A decision on whether to file formal criminal charges will be made by the Los Angeles County District Attorney’s Office after reviewing the case within the next two weeks. The suspects are scheduled to be arraigned in the Malibu Superior Court on April 24.
The three men allegedly walked into a private residence on Dume Drive around 2 a.m. Feb. 24 and, after being told to leave by residents, a confrontation ensued. Allegedly one of the men attempted to stab one of the residents and made death threats. The three men left after the residents called 911. Two Malibu/Lost Hills Sheriff’s deputy units responded to the scene and approximately five to 10 minutes after the deputies left, the three men returned to the residence and allegedly began firing an air pellet gun at the home, breaking windows, and began kicking in the door. According to a sheriff’s deputy report, one of the residents began firing a 9 mm handgun at the men, forcing them to retreat. The suspects were later arrested on Kanan Road in Agoura.
Lt. Debra Glafkides, in an e-mail to The Malibu Times, said it was reported that “a total of two shots were fired from the victim’s residence. Only one bullet hole and projectile was located.”
Sheriff’s deputies confiscated the semi-automatic handgun that was used in the shooting. California law requires only registration with the state for a weapon purchased for home protection and kept within the confines of a home, Glafkides said. The lieutenant said proof of ownership and registration of the handgun has not yet been provided to Sheriff’s officials and is pending verification.
The incident has left residents of the area shaken, and some say there are groups of young people in the area who cause problems on a regular basis.
One resident, who found the bullet hole in the building where they live across the street from the scene of the shooting, in an e-mail to the city regarding the incident, said, “What is particularly scary, is one of these groups attracts Malibu youth adults between 20-25, and some obviously have weapons and aren’t afraid to use them.

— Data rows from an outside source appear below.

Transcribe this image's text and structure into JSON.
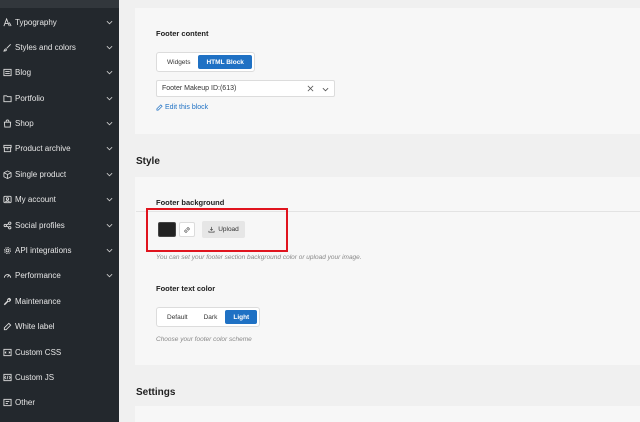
{
  "sidebar": {
    "items": [
      {
        "label": "Typography",
        "icon": "typography-icon",
        "has_chevron": true
      },
      {
        "label": "Styles and colors",
        "icon": "brush-icon",
        "has_chevron": true
      },
      {
        "label": "Blog",
        "icon": "blog-icon",
        "has_chevron": true
      },
      {
        "label": "Portfolio",
        "icon": "portfolio-icon",
        "has_chevron": true
      },
      {
        "label": "Shop",
        "icon": "shop-icon",
        "has_chevron": true
      },
      {
        "label": "Product archive",
        "icon": "archive-icon",
        "has_chevron": true
      },
      {
        "label": "Single product",
        "icon": "product-icon",
        "has_chevron": true
      },
      {
        "label": "My account",
        "icon": "account-icon",
        "has_chevron": true
      },
      {
        "label": "Social profiles",
        "icon": "social-icon",
        "has_chevron": true
      },
      {
        "label": "API integrations",
        "icon": "gear-icon",
        "has_chevron": true
      },
      {
        "label": "Performance",
        "icon": "performance-icon",
        "has_chevron": true
      },
      {
        "label": "Maintenance",
        "icon": "wrench-icon",
        "has_chevron": false
      },
      {
        "label": "White label",
        "icon": "pen-icon",
        "has_chevron": false
      },
      {
        "label": "Custom CSS",
        "icon": "css-icon",
        "has_chevron": false
      },
      {
        "label": "Custom JS",
        "icon": "js-icon",
        "has_chevron": false
      },
      {
        "label": "Other",
        "icon": "other-icon",
        "has_chevron": false
      }
    ]
  },
  "footer_content": {
    "label": "Footer content",
    "options": [
      "Widgets",
      "HTML Block"
    ],
    "selected": "HTML Block",
    "select_value": "Footer Makeup ID:(613)",
    "edit_link": "Edit this block"
  },
  "style": {
    "title": "Style",
    "footer_background": {
      "label": "Footer background",
      "color": "#222222",
      "upload_label": "Upload",
      "hint": "You can set your footer section background color or upload your image."
    },
    "footer_text_color": {
      "label": "Footer text color",
      "options": [
        "Default",
        "Dark",
        "Light"
      ],
      "selected": "Light",
      "hint": "Choose your footer color scheme"
    }
  },
  "settings": {
    "title": "Settings"
  },
  "colors": {
    "accent": "#1f71c4",
    "sidebar_bg": "#23282d",
    "highlight": "#e0141e"
  }
}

“What is more frightening is that if this incident had happened earlier, there might have been innocent bystanders involved.”
The victims in the case say that they, too, believe there are problem-causing people in the area. They said they believe that the three men who came to their home were probably looking for a party that was taking place during the time of the incident at a home down the street from where they live.
The response of Sheriff’s deputies regarding the incident was called into question as well.
The victims had complained that Sheriff’s deputies had left the scene after the first 911 call after they were “begged” not to, because the victims feared the return of the suspects. They also said the response time to the second call was inordinately long. Glafkides said the first unit arrived on the scene five minutes after the first call at 2:27 a.m. the Sunday morning of the incident, and while the handling unit gathered initial crime information, assisting units searched the area for the suspects but were unable to locate them. The handling unit left the scene approximately 40 minutes after arriving to “resume their patrol duties and calls,” Glafkides said.
“At no time did the handling deputies advise the victims the Malibu /Lost Hills Sheriff’s Station was understaffed,” Glafkides said.
The second 911 call came in at 3:20 a.m., approximately 10 minutes after deputies left, Glafkides said, and the suspects were apprehended on Kanan Road and taken into custody at approximately 3:39 a.m.
Responding to questions about the alleged slow response time, Glafkides said, “The city of Malibu traverses 21 miles along Pacific Coast Highway. At 60 miles per hour it would take a vehicle 21 minutes to traverse the city with no impediments.
“The Sheriff’s Department strives to maintain the most expedient response times for both emergent and non-emergent requests for service. While there is always room for improvement, the response and apprehension times related to this incident were superior relative to the span of area traversed by both the suspects and responding sheriff’s units,” she added.
Responding to fears by residents about dangerous activity in the area, Glafkides recommended that a town hall meeting with the residents of Dume Drive would be “a beneficial first step to begin calming fears and create educational enhancement for crime prevention.”
“As in any community, no matter how safe, the unfortunate reality of crime does exist,” Glafkides said.